Jorge Garcia, MD
With 5 checkpoint inhibitors approved for the second-line setting of urothelial carcinoma treatment, and 1 available for a frontline indication, how will researchers choose which drug to administer to patients?
The answer to that question remains in flux, explains Jorge Garcia, MD, because if pembrolizumab (Keytruda) is given as a frontline therapy and a patient’s disease progresses, it makes little sense to immediately administer another PD-1/PD-L1 inhibitor. The other newly approved PD-1/PD-L1 therapies include nivolumab (Opdivo), atezolizumab (Tecentriq), avelumab (Bavencio), and durvalumab (Imfinzi).
Researchers are aiming to answer these questions and also improve patient outcomes with other options, such as combination regimens, in a number of ongoing trials. One such combination is pembrolizumab plus chemotherapy—a regimen that was recently approved by the FDA for the frontline treatment of patients with non–small cell lung cancer.
In an interview during the 2017 OncLive®
State of the Science SummitTM
on Genitourinary Cancers, Garcia, a medical oncologist at Cleveland Clinic, discussed how the field of bladder cancer has transformed with the FDA approval of pembrolizumab, and how oncologists should choose between 5 checkpoint inhibitors now available for the second-line setting and beyond.
OncLive: Can you provide an overview of your lecture on bladder cancer?
We discussed the standard of care that has existed in bladder cancer for the last 20 years or so. Then, I dove into immunotherapy and the emerging role of PD-1 inhibitors. Now, we have 5 agents that are FDA approved as of today. I briefly reviewed the data of each of those trials and put that data into context when you look for biomarkers and patient selection: What does the future hold for bladder cancer?
Pembrolizumab was recently granted approval by the FDA. What impact is this decision going to have?
That is a huge and important approval for us because, thus far, the approval and the registration of atezolizumab, avelumab, nivolumab, and durvalumab have all been in the context of phase I/II studies that are based upon response rates and durability of responses. However, none of the trials has had survival benefit. Pembrolizumab and the KEYNOTE-045 trial demonstrated, for the first time, that a checkpoint inhibitor in the second-line space against chemotherapy was able to lead to a survival benefit in patients in that context.
First, it is the only agent with survival data. Secondly, it indeed can be utilized in the frontline setting for patients with platinum-resistant disease to some extent. That will be the newer standard of care for patients in that context.

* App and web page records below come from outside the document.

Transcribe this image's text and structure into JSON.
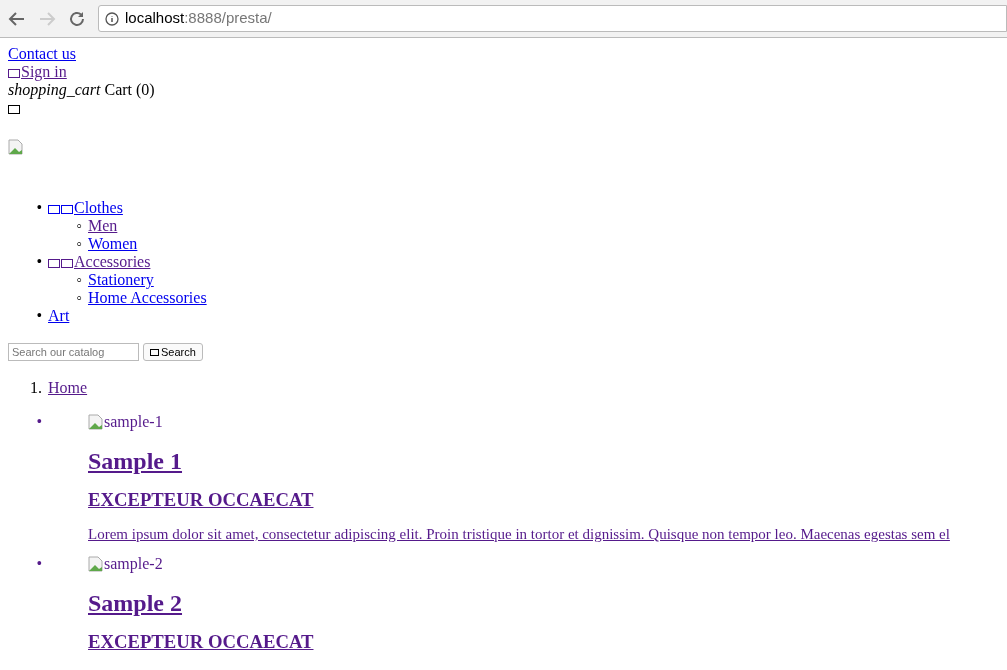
{
  "browser": {
    "url_host": "localhost",
    "url_path": ":8888/presta/"
  },
  "header": {
    "contact": {
      "label": "Contact us",
      "visited": false
    },
    "sign_in": {
      "label": "Sign in",
      "visited": true
    },
    "cart": {
      "icon_text": "shopping_cart",
      "label": "Cart (0)"
    }
  },
  "menu": [
    {
      "marker": "•",
      "label": "Clothes",
      "visited": false,
      "icon_boxes": true,
      "children": [
        {
          "marker": "◦",
          "label": "Men",
          "visited": true
        },
        {
          "marker": "◦",
          "label": "Women",
          "visited": false
        }
      ]
    },
    {
      "marker": "•",
      "label": "Accessories",
      "visited": true,
      "icon_boxes": true,
      "children": [
        {
          "marker": "◦",
          "label": "Stationery",
          "visited": false
        },
        {
          "marker": "◦",
          "label": "Home Accessories",
          "visited": false
        }
      ]
    },
    {
      "marker": "•",
      "label": "Art",
      "visited": false,
      "icon_boxes": false
    }
  ],
  "search": {
    "placeholder": "Search our catalog",
    "button": "Search"
  },
  "breadcrumb": [
    {
      "marker": "1.",
      "label": "Home",
      "visited": true
    }
  ],
  "slides": [
    {
      "marker": "•",
      "alt": "sample-1",
      "title": "Sample 1",
      "subtitle": "EXCEPTEUR OCCAECAT",
      "text": "Lorem ipsum dolor sit amet, consectetur adipiscing elit. Proin tristique in tortor et dignissim. Quisque non tempor leo. Maecenas egestas sem el",
      "visited": true
    },
    {
      "marker": "•",
      "alt": "sample-2",
      "title": "Sample 2",
      "subtitle": "EXCEPTEUR OCCAECAT",
      "visited": true
    }
  ]
}
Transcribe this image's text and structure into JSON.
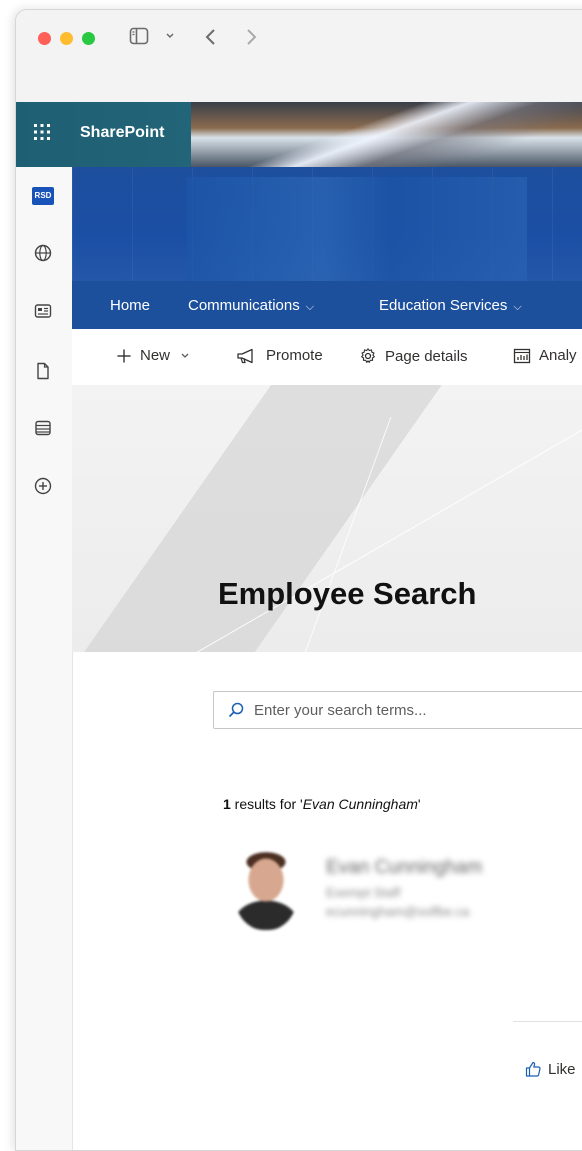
{
  "browser": {
    "icons": [
      "sidebar-icon",
      "chevron-down-icon",
      "back-icon",
      "forward-icon"
    ]
  },
  "suite_bar": {
    "app_name": "SharePoint"
  },
  "left_rail": {
    "badge": "RSD",
    "icons": [
      "globe-icon",
      "news-icon",
      "document-icon",
      "list-icon",
      "add-icon"
    ]
  },
  "nav": {
    "items": [
      {
        "label": "Home"
      },
      {
        "label": "Communications"
      },
      {
        "label": "Education Services"
      }
    ]
  },
  "command_bar": {
    "new_label": "New",
    "promote_label": "Promote",
    "page_details_label": "Page details",
    "analytics_label": "Analy"
  },
  "page": {
    "title": "Employee Search"
  },
  "search": {
    "placeholder": "Enter your search terms..."
  },
  "results": {
    "count": "1",
    "text_prefix": " results for '",
    "query": "Evan Cunningham",
    "text_suffix": "'"
  },
  "person": {
    "name": "Evan Cunningham",
    "title": "Exempt Staff",
    "email": "ecunningham@solfbe.ca"
  },
  "footer": {
    "like_label": "Like"
  },
  "colors": {
    "suite_bar": "#1f5f73",
    "nav_bar": "#1c4f9c",
    "hero": "#1d4f9e",
    "badge": "#1a53b8"
  }
}
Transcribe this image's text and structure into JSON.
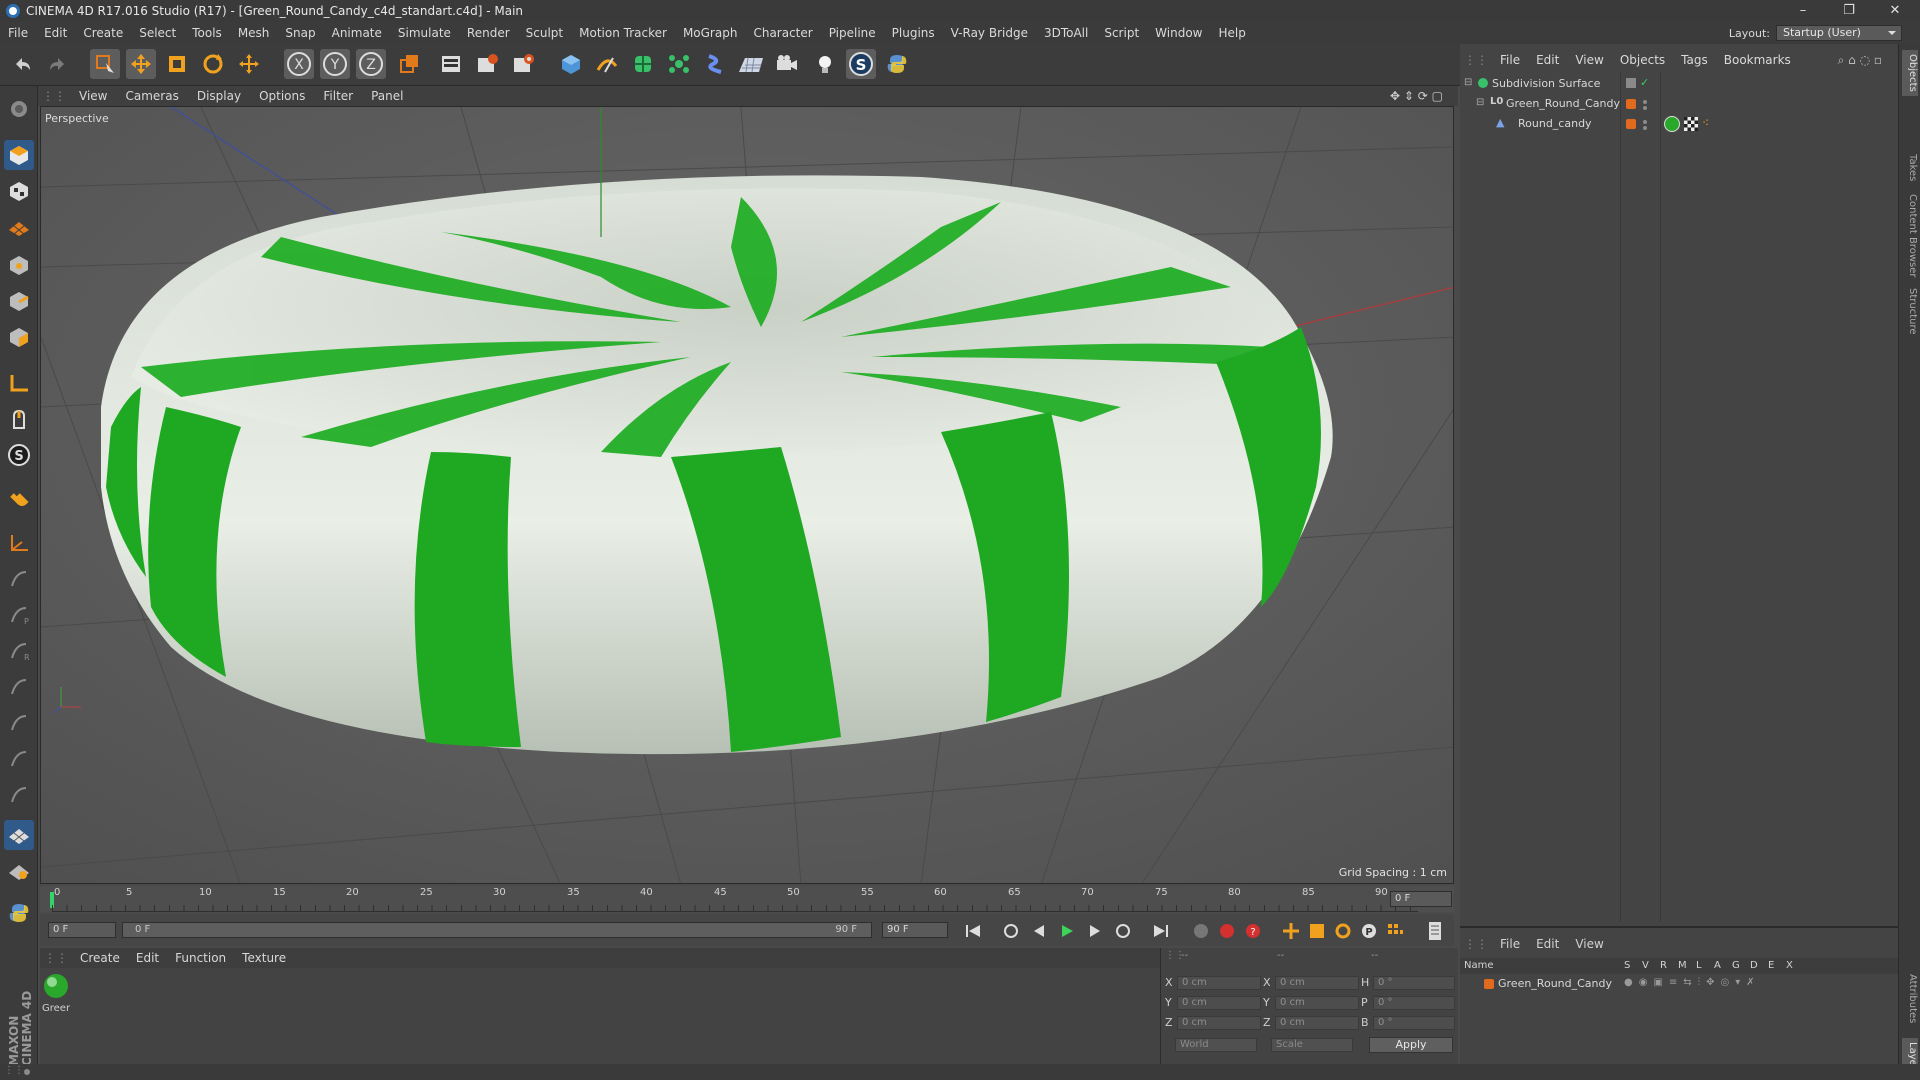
{
  "window": {
    "title": "CINEMA 4D R17.016 Studio (R17) - [Green_Round_Candy_c4d_standart.c4d] - Main",
    "minimize": "–",
    "restore": "❐",
    "close": "✕"
  },
  "menubar": {
    "items": [
      "File",
      "Edit",
      "Create",
      "Select",
      "Tools",
      "Mesh",
      "Snap",
      "Animate",
      "Simulate",
      "Render",
      "Sculpt",
      "Motion Tracker",
      "MoGraph",
      "Character",
      "Pipeline",
      "Plugins",
      "V-Ray Bridge",
      "3DToAll",
      "Script",
      "Window",
      "Help"
    ],
    "layout_label": "Layout:",
    "layout_value": "Startup (User)"
  },
  "toolbar": {
    "icons": [
      "undo-icon",
      "redo-icon",
      "live-selection-icon",
      "move-icon",
      "scale-icon",
      "rotate-icon",
      "move-all-icon",
      "x-axis-icon",
      "y-axis-icon",
      "z-axis-icon",
      "world-coordinates-icon",
      "render-view-icon",
      "render-picture-viewer-icon",
      "edit-render-settings-icon",
      "cube-icon",
      "pen-spline-icon",
      "subdivision-icon",
      "array-icon",
      "deformer-icon",
      "floor-icon",
      "camera-icon",
      "light-icon",
      "script-icon",
      "python-icon"
    ],
    "axis_labels": [
      "X",
      "Y",
      "Z"
    ]
  },
  "viewport": {
    "menu": [
      "View",
      "Cameras",
      "Display",
      "Options",
      "Filter",
      "Panel"
    ],
    "label": "Perspective",
    "grid_spacing": "Grid Spacing : 1 cm"
  },
  "timeline": {
    "ticks": [
      "0",
      "5",
      "10",
      "15",
      "20",
      "25",
      "30",
      "35",
      "40",
      "45",
      "50",
      "55",
      "60",
      "65",
      "70",
      "75",
      "80",
      "85",
      "90"
    ],
    "current_frame": "0 F",
    "start_field": "0 F",
    "slider_start": "0 F",
    "slider_end": "90 F",
    "end_field": "90 F"
  },
  "materials": {
    "menu": [
      "Create",
      "Edit",
      "Function",
      "Texture"
    ],
    "items": [
      {
        "name": "Green"
      }
    ]
  },
  "coordinates": {
    "header": [
      "--",
      "--",
      "--"
    ],
    "rows": [
      {
        "a_label": "X",
        "a_value": "0 cm",
        "b_label": "X",
        "b_value": "0 cm",
        "c_label": "H",
        "c_value": "0 °"
      },
      {
        "a_label": "Y",
        "a_value": "0 cm",
        "b_label": "Y",
        "b_value": "0 cm",
        "c_label": "P",
        "c_value": "0 °"
      },
      {
        "a_label": "Z",
        "a_value": "0 cm",
        "b_label": "Z",
        "b_value": "0 cm",
        "c_label": "B",
        "c_value": "0 °"
      }
    ],
    "mode": "World",
    "transform": "Scale",
    "apply": "Apply"
  },
  "objects": {
    "menu": [
      "File",
      "Edit",
      "View",
      "Objects",
      "Tags",
      "Bookmarks"
    ],
    "tree": [
      {
        "name": "Subdivision Surface",
        "indent": 0
      },
      {
        "name": "Green_Round_Candy",
        "indent": 1
      },
      {
        "name": "Round_candy",
        "indent": 2
      }
    ]
  },
  "attributes": {
    "menu": [
      "File",
      "Edit",
      "View"
    ],
    "columns": [
      "Name",
      "S",
      "V",
      "R",
      "M",
      "L",
      "A",
      "G",
      "D",
      "E",
      "X"
    ],
    "rows": [
      {
        "name": "Green_Round_Candy"
      }
    ]
  },
  "right_tabs": [
    "Objects",
    "Takes",
    "Content Browser",
    "Structure",
    "Attributes",
    "Layers"
  ],
  "colors": {
    "candy_green": "#1fae23",
    "candy_white": "#e4ece2",
    "accent_blue": "#2f5a8a",
    "layer_orange": "#e06b1f"
  }
}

Now, how do you put that data into context with the IMvigor data from Genentech/Roche, that was in a press release, as a negative trial? It randomized patients to atezolizumab versus chemotherapy. That trial’s press release was negative for survival. We have to wait to see the data to put it into context.
It has been more than 1 year now since the first checkpoint inhibitor was approved. What has it been like for you to see this invasion of immunotherapy unfold?
It has been great, because bladder cancer has been traditionally considered an orphan disease. There fully have not been any data supporting any treatment for the last 10 to 15 years outside of chemotherapy. That is rewarding for us and for our patients; it allows them to have options. The tricky part of getting 4 to 5 agents approved within 24 months is, which one are you going to use? Do we need to use all 5 treatments when roughly, biologically, they may be the same?
Most people will get 1 of them and then we will move on [to something else]. The biggest challenge for us in the field is what to do after you get a checkpoint inhibitor. Most patients who receive checkpoint inhibition won’t derive any benefit from immunotherapy. The people who really want to be on a PD-1 inhibitor are the ones we want to pick from the get-go—they are likely to respond, likely to have a durable response, and maybe possibly be cured.
But, the vast majority of patients do not have a benefit. The biggest question right now resides in biomarkers. Can we detect, or utilize a test, to tell us that patients should or should not be on a checkpoint inhibitor?